# Problem details
Only lines containing the string "shopping" belong in the answer; find them in the records and copy them.

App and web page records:
□ □ □ □
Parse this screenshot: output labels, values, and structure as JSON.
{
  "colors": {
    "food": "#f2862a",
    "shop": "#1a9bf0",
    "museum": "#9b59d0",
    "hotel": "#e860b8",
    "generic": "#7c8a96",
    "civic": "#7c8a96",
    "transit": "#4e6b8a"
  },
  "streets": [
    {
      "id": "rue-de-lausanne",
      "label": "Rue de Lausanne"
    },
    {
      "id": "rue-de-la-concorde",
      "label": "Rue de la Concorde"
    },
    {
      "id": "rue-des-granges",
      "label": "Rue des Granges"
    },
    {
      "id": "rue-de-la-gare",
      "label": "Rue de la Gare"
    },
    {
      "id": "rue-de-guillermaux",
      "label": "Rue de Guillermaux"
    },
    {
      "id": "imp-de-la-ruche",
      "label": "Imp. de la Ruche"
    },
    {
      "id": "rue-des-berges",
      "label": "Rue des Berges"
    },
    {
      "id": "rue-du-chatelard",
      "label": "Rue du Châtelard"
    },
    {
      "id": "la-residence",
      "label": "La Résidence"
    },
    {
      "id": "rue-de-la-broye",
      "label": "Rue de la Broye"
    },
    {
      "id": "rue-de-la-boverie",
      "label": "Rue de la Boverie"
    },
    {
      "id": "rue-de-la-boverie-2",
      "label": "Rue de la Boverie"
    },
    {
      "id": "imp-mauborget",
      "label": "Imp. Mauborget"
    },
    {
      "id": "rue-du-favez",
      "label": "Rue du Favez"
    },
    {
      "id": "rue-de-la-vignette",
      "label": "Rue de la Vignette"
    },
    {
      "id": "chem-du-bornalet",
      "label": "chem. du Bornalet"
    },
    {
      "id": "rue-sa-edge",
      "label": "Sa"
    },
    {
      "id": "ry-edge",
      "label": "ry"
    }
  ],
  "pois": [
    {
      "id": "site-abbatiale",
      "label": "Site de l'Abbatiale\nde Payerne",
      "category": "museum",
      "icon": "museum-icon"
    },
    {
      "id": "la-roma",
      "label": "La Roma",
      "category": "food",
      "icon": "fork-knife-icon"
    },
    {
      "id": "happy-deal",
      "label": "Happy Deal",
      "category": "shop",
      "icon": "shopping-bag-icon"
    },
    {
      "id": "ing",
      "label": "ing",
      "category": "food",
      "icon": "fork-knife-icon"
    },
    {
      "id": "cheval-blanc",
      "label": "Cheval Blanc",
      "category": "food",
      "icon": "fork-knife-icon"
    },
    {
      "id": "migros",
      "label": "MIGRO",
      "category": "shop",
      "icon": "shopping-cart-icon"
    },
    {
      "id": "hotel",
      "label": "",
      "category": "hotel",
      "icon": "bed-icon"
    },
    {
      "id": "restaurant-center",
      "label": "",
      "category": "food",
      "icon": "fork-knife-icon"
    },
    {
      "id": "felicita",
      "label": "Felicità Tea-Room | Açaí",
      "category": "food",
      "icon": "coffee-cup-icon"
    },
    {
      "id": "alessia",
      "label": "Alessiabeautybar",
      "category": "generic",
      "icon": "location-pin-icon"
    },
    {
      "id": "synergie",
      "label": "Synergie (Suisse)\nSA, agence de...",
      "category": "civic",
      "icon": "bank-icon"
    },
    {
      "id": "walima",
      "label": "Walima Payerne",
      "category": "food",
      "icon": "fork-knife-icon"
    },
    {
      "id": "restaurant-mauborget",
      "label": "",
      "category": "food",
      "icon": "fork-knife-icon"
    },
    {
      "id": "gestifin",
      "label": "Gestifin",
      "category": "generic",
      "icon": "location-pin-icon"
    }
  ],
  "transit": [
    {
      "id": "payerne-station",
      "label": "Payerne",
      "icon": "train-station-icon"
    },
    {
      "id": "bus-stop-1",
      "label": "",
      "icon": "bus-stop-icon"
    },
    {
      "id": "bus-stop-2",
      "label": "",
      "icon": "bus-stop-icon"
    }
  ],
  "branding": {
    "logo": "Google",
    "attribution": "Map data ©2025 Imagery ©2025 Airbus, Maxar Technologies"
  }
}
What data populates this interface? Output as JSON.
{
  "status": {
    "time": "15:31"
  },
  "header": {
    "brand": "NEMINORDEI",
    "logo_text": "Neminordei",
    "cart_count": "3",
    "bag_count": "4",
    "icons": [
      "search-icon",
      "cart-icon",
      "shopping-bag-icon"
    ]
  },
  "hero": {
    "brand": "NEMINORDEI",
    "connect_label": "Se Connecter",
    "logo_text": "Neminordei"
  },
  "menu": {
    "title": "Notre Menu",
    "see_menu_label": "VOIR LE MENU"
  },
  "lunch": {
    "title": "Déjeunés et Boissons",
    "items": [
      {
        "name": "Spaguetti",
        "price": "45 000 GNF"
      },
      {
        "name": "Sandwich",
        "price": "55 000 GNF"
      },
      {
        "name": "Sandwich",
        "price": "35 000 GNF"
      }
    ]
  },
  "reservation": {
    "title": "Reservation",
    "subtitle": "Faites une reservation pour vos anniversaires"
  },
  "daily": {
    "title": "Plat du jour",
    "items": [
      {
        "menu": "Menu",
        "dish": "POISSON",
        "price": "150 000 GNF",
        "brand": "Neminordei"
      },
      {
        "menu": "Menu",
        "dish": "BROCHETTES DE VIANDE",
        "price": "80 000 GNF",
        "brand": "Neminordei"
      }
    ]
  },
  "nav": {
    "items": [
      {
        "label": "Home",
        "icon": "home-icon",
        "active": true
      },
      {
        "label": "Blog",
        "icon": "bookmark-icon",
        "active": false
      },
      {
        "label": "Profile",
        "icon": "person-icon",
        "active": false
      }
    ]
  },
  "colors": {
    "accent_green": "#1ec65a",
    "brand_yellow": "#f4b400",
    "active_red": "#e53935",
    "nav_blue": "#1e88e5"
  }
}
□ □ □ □
# Answer box
      "icon": "shopping-bag-icon"
      "icon": "shopping-cart-icon"
      "shopping-bag-icon"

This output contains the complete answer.